Ariel Bart – ‘In Between’ – News, reviews, articles and commentaries from the London jazz scene and beyond
Ariel bart – Between
(Ropeadope Records. Album review by Jane Mann)
22 years old Ariel bart is a chromatic harmonica player and composer from Israel. In 2019, she played on American free jazz bassist William Parker Migration of silence in and out of sound worlds, and on The center will hold by avant-garde American jazz trombonist Steve Swell. Between is his first CD with his own jazz quintet. She picked up her unusual instrument at age seven, continued her high school education, did her military service in the Israel Defense Forces as a musician, and then went to New York to finish her studies. She has just completed her studies in Jazz Performance from New School University.
She joins a very small group of chromatic jazz harmonica players – including Toots Thielemans, Karen Mantler and Stevie Wonder. Along with jazz, she enjoys what she calls “flavors of the Middle East” – she has performed with the Jerusalem East West Orchestra, which performs music from the Middle East, Andalusia and the Maghreb on a mix of Western and Middle Eastern instruments. She adores the music of Anouar Brahem, the Tunisian oud player, and discovers Turkish music. She also listens to Keith Jarrett – the piano is her second instrument, and the one she composes on.
The combination of instruments in his group of talented young musicians is unexpected – a traditional jazz piano trio plus a front line of cello and chromatic harmonica. This cello and harmonica pairing sounds great, especially when the harmonica sound is most accordion-like. Bart composed and produced all the music.

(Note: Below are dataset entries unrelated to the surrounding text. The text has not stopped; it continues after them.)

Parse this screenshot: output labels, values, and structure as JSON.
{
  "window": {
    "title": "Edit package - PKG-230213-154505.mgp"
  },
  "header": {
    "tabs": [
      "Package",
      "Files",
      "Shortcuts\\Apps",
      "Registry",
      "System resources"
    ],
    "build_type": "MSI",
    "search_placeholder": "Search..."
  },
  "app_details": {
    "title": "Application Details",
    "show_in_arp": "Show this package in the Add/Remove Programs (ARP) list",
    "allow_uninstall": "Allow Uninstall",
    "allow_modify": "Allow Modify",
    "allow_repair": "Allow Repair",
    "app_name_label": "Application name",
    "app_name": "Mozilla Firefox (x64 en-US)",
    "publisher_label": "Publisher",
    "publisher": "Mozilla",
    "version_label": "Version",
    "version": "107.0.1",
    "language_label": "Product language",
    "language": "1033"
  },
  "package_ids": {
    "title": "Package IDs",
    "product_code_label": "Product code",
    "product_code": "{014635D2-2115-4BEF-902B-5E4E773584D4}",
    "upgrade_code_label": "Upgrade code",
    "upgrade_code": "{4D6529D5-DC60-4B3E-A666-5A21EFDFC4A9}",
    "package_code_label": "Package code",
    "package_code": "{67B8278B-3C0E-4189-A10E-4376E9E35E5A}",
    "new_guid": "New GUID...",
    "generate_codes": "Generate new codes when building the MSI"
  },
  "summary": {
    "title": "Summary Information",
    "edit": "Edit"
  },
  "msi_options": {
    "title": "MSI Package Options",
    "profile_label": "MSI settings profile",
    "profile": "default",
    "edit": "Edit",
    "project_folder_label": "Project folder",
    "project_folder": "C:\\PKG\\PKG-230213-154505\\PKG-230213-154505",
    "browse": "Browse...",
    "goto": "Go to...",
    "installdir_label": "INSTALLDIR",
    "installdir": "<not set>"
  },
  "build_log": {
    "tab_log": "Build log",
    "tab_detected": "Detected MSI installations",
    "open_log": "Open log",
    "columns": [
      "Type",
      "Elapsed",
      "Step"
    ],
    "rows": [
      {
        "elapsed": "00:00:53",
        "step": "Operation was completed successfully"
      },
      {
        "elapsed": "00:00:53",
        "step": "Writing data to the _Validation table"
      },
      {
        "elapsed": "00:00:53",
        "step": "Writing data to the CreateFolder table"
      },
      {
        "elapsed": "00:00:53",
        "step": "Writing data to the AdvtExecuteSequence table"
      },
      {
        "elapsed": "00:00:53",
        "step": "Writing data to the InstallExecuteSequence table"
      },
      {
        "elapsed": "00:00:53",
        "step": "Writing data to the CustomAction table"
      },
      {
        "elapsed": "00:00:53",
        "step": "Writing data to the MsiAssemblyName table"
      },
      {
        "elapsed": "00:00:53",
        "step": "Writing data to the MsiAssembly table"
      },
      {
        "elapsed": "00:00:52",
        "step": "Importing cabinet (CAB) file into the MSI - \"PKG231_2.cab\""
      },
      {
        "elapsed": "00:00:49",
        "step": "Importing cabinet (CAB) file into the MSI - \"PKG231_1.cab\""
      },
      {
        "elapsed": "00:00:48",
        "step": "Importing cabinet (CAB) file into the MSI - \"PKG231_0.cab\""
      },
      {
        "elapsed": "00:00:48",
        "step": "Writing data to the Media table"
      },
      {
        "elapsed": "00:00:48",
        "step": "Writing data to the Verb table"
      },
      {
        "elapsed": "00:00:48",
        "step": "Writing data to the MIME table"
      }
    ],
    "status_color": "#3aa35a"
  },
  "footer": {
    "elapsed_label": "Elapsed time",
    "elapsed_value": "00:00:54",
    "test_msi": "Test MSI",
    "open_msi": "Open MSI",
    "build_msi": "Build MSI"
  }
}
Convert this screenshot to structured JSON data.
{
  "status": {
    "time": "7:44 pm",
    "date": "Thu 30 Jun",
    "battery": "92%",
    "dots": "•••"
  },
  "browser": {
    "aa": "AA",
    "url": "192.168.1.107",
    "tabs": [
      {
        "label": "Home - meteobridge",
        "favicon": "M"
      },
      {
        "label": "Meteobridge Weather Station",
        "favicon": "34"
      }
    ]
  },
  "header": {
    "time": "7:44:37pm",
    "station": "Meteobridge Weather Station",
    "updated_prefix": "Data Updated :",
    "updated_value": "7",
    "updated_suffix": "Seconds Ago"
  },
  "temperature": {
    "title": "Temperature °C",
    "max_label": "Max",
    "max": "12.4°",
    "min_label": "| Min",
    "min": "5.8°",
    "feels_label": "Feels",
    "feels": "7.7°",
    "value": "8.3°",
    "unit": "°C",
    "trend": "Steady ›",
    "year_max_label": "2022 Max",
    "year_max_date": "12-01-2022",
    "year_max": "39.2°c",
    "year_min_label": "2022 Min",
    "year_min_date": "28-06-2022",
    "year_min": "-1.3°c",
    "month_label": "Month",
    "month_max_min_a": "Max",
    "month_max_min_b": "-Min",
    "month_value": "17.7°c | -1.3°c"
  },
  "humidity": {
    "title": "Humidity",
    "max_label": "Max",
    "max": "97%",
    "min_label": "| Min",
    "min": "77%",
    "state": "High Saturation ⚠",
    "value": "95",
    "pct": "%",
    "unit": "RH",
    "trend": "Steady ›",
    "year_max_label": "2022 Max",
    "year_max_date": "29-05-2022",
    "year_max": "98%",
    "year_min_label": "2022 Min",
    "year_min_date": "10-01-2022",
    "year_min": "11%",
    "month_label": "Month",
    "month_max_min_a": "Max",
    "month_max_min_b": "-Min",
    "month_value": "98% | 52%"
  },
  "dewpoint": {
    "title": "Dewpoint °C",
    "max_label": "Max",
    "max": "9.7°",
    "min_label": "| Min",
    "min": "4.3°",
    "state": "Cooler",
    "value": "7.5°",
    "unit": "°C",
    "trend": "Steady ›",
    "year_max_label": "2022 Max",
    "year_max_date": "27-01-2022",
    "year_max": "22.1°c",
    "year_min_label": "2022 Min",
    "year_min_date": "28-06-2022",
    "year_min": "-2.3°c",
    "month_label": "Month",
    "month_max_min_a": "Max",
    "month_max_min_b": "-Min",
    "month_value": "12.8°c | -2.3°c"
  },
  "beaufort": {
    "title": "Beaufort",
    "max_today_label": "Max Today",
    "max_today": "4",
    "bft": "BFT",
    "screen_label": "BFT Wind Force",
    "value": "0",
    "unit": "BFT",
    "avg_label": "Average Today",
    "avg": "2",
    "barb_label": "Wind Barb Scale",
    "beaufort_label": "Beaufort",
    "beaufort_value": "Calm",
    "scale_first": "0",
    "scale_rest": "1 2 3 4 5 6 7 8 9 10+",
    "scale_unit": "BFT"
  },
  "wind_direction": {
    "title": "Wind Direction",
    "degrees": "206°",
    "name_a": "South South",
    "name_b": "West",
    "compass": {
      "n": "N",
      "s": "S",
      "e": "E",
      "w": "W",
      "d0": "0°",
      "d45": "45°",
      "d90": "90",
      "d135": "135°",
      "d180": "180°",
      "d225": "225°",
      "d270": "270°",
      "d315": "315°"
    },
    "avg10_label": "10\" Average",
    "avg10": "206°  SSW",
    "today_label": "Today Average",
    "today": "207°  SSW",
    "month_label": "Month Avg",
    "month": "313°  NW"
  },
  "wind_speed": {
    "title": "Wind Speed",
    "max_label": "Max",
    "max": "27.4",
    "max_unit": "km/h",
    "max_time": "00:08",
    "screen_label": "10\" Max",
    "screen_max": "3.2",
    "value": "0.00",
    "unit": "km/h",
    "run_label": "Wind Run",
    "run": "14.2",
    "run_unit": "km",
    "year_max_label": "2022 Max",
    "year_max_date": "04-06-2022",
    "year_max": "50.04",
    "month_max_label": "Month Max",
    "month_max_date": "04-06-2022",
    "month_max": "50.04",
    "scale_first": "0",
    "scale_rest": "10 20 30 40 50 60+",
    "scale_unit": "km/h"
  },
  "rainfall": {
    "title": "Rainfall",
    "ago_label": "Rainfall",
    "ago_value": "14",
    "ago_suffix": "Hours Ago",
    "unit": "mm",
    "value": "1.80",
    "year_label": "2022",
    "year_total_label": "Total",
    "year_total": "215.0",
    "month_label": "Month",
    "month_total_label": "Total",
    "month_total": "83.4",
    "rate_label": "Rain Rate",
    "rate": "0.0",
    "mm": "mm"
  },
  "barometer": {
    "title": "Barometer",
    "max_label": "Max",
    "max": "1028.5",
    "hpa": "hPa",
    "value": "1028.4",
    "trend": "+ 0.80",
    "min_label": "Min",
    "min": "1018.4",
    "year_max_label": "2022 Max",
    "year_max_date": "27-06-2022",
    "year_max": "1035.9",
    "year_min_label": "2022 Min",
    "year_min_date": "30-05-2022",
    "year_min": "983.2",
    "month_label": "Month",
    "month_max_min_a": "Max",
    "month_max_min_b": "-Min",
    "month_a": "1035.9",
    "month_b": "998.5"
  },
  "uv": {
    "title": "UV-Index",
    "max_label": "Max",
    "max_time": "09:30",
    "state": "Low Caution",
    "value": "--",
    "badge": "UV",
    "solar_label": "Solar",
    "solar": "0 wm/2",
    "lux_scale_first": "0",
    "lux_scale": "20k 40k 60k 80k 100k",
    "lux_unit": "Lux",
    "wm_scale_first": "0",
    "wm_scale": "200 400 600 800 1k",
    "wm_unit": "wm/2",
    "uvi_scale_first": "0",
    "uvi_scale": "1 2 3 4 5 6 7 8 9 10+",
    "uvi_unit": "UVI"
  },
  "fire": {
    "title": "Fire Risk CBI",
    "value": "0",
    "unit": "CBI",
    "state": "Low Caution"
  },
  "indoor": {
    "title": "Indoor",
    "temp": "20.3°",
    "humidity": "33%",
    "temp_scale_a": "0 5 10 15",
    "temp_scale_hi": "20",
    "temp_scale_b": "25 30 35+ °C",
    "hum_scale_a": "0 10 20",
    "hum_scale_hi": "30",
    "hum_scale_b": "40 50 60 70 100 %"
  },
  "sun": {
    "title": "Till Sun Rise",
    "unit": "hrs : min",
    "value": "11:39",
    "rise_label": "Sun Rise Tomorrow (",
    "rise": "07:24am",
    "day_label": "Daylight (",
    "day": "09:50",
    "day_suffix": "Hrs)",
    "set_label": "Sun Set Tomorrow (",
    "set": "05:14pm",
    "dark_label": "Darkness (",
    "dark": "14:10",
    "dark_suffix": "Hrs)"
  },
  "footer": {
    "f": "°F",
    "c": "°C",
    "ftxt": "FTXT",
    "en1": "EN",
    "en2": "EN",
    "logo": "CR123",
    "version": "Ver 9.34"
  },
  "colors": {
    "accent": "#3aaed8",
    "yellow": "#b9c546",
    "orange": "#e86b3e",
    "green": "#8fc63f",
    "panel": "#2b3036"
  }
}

There are no cover notes for reference, but the tracks on the whole come across as melancholy and contemplative, even when the rhythm section players are doing their delicate but complicated thing. Bart has a gift for a nostalgic melody, for tunes imbued with great desire and sadness. Its clear tone is beautiful and haunting, and the music is light and accessible.
Many of the tracks sound to my ears like fantasy movie soundtracks. Stranger on the hill, for example, it is like a short overture during which the cello, piano and harmonica pass a fragment of a song between them, embellishing it slightly as it goes, until the theme resurfaces apart whole (in my mind as imaginary titles roll).
The year after has another beautiful melody – the harmonica leads but the band is completely nested in the musical whole. Special mention here for the complex duet between Bart and the pianist Moshe elmakias. He’s also Israeli, an exact contemporary of Bart who also passed his compulsory military service as a musician – this seems like a great finishing school for honing musical technique.
Cellist based in Greece Mayu shviro gets to showcase considerable short track skills Intro. Born in Israel of Japanese and Iraqi descent, Shviro has a special interest in modal music and Arabic, Turkish and Azeri musical forms, and you can hear some of those influences here. Israeli bassist David Michaeli, who has a parallel career in jazz rock with a Tel Aviv band called Shalosh (recorded by ACT), plays elegant chamber jazz there. In contrast, a drummer based in Brooklyn but raised in Israel Amir Bar Akiva has a fascination with Latin rhythms, as well as traditional Israeli rhythms – his playing here is subtle and precise. All these different specializations, but shared sensibilities, make them an extremely nice group. Small tugs in different musical directions translate into interesting collaborative work.
I’m curious to see what comes next as Ariel Bart continues to develop his musical voice and expand his range of composition. She plans to study for a masters degree in Europe, as soon as possible, so hopefully we might be lucky enough to hear her and her adorable quintet perform live in the not too distant future.
CONNECT: Between at Ropeadope Records
In Between is released on May 20, 2021